Here is the place I lost myself
and the reference section
that atlased me back home
Here is the poetry section with
its small and empty shelf telling me
the books aren’t going to write themselves.
Here is the where I fell to pieces
and the architecture guide
that blueprinted me again
Here is the sci-fi shelves who say
this is the future if you please
If not, who are you to the future anyway?
Here are the books written about music
and all the songs about writing.
Reading: “The Michael Palin Diaries: The Python Years” Listening: “Ramona Was A Waitress” – Paul Dempsey
…or I need to spend more time waiting for her to arrive from her travels. On Sunday Nicole, my wife, returned from Sydney after visiting the Sydney Vintage Fair. Being the nervous sort, I usually turn up to collect her from the airport far earlier than is necessary, preferring to be too early than too late.
In this instance, I was two and a half hours too early which then became three when her flight was delayed.
It’s National Poetry Month in the US and Robert Brewer has been attempting a Poem-A-Day challenge, publishing the results on his blog, Poetic Asides. Taking a look at the prompts he’s been posting, and armed with a large amount of time to kill, an internet accessible phone and a notebook, I had a shot at writing some poetry while I waited.
Total poems written to date in 2010:2.
Total poems written in two hours:5.
I can’t vouch for their quality. Yet. It’s five rough drafts, but I don’t recall ever being quite so productive in such a small amount of time. I’ll be posting them as they get a suitable amount of polish to them.
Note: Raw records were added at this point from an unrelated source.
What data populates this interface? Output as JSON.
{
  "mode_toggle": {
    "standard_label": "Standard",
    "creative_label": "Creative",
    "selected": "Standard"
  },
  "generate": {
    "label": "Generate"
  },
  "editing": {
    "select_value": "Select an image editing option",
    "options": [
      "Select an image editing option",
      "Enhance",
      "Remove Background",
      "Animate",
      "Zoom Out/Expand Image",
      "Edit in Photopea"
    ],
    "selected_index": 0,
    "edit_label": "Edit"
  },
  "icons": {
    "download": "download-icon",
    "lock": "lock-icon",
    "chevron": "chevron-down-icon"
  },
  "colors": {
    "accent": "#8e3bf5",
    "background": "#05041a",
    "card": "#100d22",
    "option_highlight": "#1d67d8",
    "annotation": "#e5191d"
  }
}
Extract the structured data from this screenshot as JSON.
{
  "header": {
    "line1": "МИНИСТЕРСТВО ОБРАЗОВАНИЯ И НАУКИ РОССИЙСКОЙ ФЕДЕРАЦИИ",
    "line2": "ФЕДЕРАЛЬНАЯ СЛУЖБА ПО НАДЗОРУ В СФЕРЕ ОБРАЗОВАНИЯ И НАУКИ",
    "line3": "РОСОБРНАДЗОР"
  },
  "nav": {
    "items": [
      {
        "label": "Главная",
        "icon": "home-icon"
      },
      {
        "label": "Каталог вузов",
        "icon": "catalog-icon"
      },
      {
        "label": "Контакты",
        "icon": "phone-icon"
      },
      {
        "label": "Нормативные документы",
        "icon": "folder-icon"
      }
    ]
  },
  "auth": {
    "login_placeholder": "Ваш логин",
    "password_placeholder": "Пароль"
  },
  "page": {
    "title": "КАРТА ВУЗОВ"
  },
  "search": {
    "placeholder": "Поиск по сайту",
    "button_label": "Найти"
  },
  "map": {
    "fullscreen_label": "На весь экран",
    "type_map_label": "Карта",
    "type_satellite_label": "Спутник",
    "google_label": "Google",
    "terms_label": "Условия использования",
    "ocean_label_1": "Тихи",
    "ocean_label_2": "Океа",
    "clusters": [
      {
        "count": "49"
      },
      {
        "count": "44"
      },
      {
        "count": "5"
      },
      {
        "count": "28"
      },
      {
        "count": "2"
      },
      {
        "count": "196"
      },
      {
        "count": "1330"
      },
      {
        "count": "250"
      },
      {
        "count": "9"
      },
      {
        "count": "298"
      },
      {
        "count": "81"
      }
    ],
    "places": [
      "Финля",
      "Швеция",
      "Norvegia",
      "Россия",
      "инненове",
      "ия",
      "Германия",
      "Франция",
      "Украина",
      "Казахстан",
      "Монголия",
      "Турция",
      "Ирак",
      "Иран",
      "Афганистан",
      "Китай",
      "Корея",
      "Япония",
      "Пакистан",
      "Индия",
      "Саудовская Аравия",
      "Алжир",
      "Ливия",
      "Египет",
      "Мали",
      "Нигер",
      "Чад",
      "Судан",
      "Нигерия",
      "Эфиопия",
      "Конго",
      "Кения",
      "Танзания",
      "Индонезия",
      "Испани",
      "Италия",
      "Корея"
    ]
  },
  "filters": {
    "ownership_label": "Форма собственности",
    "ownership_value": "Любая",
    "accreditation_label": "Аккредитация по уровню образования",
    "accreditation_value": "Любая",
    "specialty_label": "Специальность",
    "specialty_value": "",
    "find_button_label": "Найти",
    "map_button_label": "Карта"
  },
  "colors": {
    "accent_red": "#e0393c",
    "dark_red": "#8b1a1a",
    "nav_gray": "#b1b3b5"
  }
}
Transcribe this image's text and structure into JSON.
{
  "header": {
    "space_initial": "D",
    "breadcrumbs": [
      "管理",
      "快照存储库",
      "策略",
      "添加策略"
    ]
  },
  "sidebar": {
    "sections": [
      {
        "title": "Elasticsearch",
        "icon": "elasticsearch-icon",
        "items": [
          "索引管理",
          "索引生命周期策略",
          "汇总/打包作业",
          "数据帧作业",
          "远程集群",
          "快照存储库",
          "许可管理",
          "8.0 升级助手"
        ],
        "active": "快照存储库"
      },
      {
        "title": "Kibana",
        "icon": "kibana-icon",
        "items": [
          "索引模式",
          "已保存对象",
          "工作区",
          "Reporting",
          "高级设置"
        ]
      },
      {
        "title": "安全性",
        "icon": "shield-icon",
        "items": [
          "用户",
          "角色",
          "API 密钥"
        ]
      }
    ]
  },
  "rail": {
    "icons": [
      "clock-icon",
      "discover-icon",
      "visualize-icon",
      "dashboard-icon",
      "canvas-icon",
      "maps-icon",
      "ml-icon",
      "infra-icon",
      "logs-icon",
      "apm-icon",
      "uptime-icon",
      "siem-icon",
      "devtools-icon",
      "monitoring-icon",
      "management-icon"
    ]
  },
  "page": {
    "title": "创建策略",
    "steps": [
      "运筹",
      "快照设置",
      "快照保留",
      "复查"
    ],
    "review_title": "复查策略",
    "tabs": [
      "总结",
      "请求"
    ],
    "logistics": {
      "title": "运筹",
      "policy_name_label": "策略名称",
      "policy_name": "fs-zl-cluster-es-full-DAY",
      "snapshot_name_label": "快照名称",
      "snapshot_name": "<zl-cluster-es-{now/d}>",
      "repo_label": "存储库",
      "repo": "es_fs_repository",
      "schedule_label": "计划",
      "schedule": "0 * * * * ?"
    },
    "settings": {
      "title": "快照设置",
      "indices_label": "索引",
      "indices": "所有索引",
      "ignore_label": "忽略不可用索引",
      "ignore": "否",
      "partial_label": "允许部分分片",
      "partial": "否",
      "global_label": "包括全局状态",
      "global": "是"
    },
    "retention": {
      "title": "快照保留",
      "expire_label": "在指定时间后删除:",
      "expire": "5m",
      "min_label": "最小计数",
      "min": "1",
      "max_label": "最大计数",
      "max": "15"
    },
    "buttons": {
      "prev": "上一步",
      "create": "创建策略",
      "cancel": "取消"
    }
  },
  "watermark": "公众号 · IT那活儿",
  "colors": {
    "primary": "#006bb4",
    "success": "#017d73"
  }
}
Reading: “Infinite City” – Alex Skovron
Listening: “Ramona Was A Waitress” – Paul Dempsey